━━ Input for this task ━━
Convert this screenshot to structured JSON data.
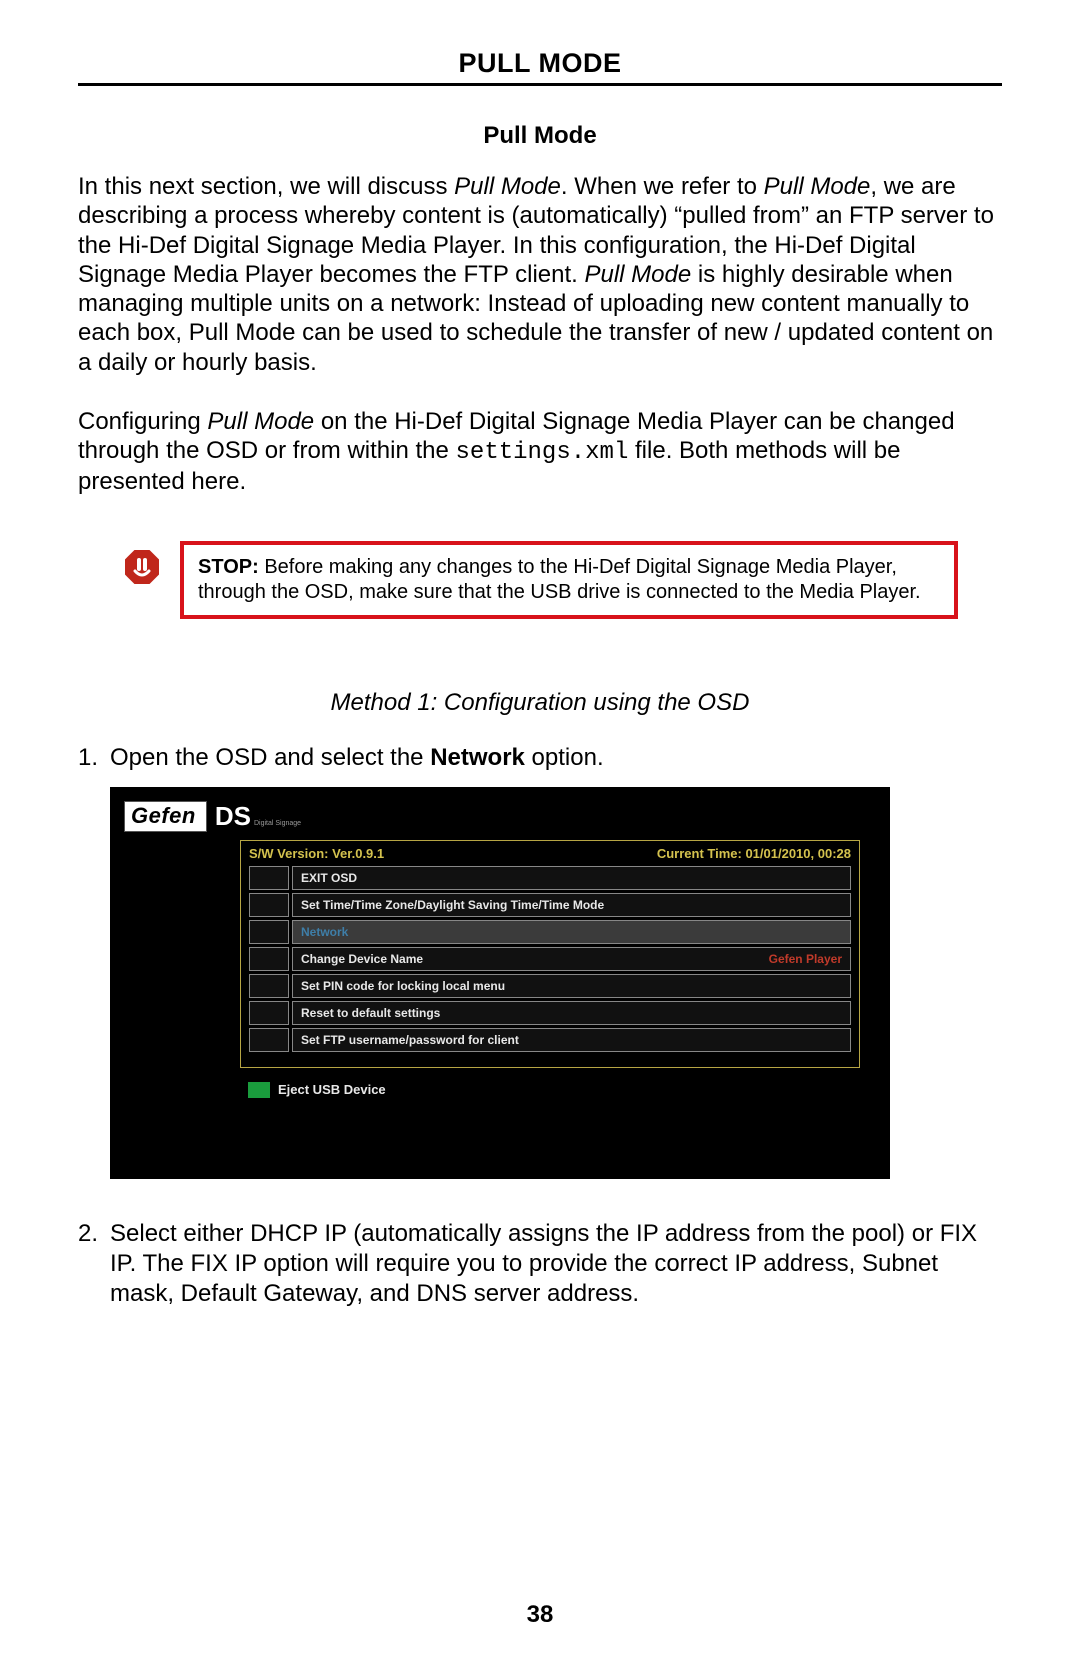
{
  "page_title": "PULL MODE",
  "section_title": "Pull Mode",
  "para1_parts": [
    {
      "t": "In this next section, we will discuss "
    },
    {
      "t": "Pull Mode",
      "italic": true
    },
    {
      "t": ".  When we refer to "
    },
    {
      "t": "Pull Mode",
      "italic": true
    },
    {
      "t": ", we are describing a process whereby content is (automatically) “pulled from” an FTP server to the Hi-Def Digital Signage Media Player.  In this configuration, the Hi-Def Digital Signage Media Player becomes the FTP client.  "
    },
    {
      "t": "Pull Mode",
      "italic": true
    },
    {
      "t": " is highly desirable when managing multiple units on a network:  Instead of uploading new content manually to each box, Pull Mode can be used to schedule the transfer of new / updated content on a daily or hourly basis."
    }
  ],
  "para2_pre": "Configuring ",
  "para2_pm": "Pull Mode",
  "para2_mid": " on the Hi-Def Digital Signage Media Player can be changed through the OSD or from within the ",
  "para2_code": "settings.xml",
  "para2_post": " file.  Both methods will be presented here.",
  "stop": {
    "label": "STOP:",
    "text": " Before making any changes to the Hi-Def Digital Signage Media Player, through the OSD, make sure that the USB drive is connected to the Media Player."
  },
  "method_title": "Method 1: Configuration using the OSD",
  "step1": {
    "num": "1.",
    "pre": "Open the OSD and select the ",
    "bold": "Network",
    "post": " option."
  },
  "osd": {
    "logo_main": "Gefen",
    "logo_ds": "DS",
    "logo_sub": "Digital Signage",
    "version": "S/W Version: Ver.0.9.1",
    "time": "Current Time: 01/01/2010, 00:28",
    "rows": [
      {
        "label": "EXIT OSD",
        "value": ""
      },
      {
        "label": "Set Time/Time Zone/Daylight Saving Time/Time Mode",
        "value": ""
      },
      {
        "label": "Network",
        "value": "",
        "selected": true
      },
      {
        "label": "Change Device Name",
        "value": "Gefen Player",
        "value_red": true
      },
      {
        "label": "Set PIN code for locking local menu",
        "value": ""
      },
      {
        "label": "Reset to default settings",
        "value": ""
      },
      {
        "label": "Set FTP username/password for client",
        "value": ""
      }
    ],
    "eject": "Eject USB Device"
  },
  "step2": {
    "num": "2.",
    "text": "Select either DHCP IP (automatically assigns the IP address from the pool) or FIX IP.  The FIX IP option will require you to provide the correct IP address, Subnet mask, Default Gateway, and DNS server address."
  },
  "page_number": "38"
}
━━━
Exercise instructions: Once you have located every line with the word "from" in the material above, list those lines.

Finished exercise:
      "t": ", we are describing a process whereby content is (automatically) “pulled from” an FTP server to the Hi-Def Digital Signage Media Player.  In this configuration, the Hi-Def Digital Signage Media Player becomes the FTP client.  "
  "para2_mid": " on the Hi-Def Digital Signage Media Player can be changed through the OSD or from within the ",
    "text": "Select either DHCP IP (automatically assigns the IP address from the pool) or FIX IP.  The FIX IP option will require you to provide the correct IP address, Subnet mask, Default Gateway, and DNS server address."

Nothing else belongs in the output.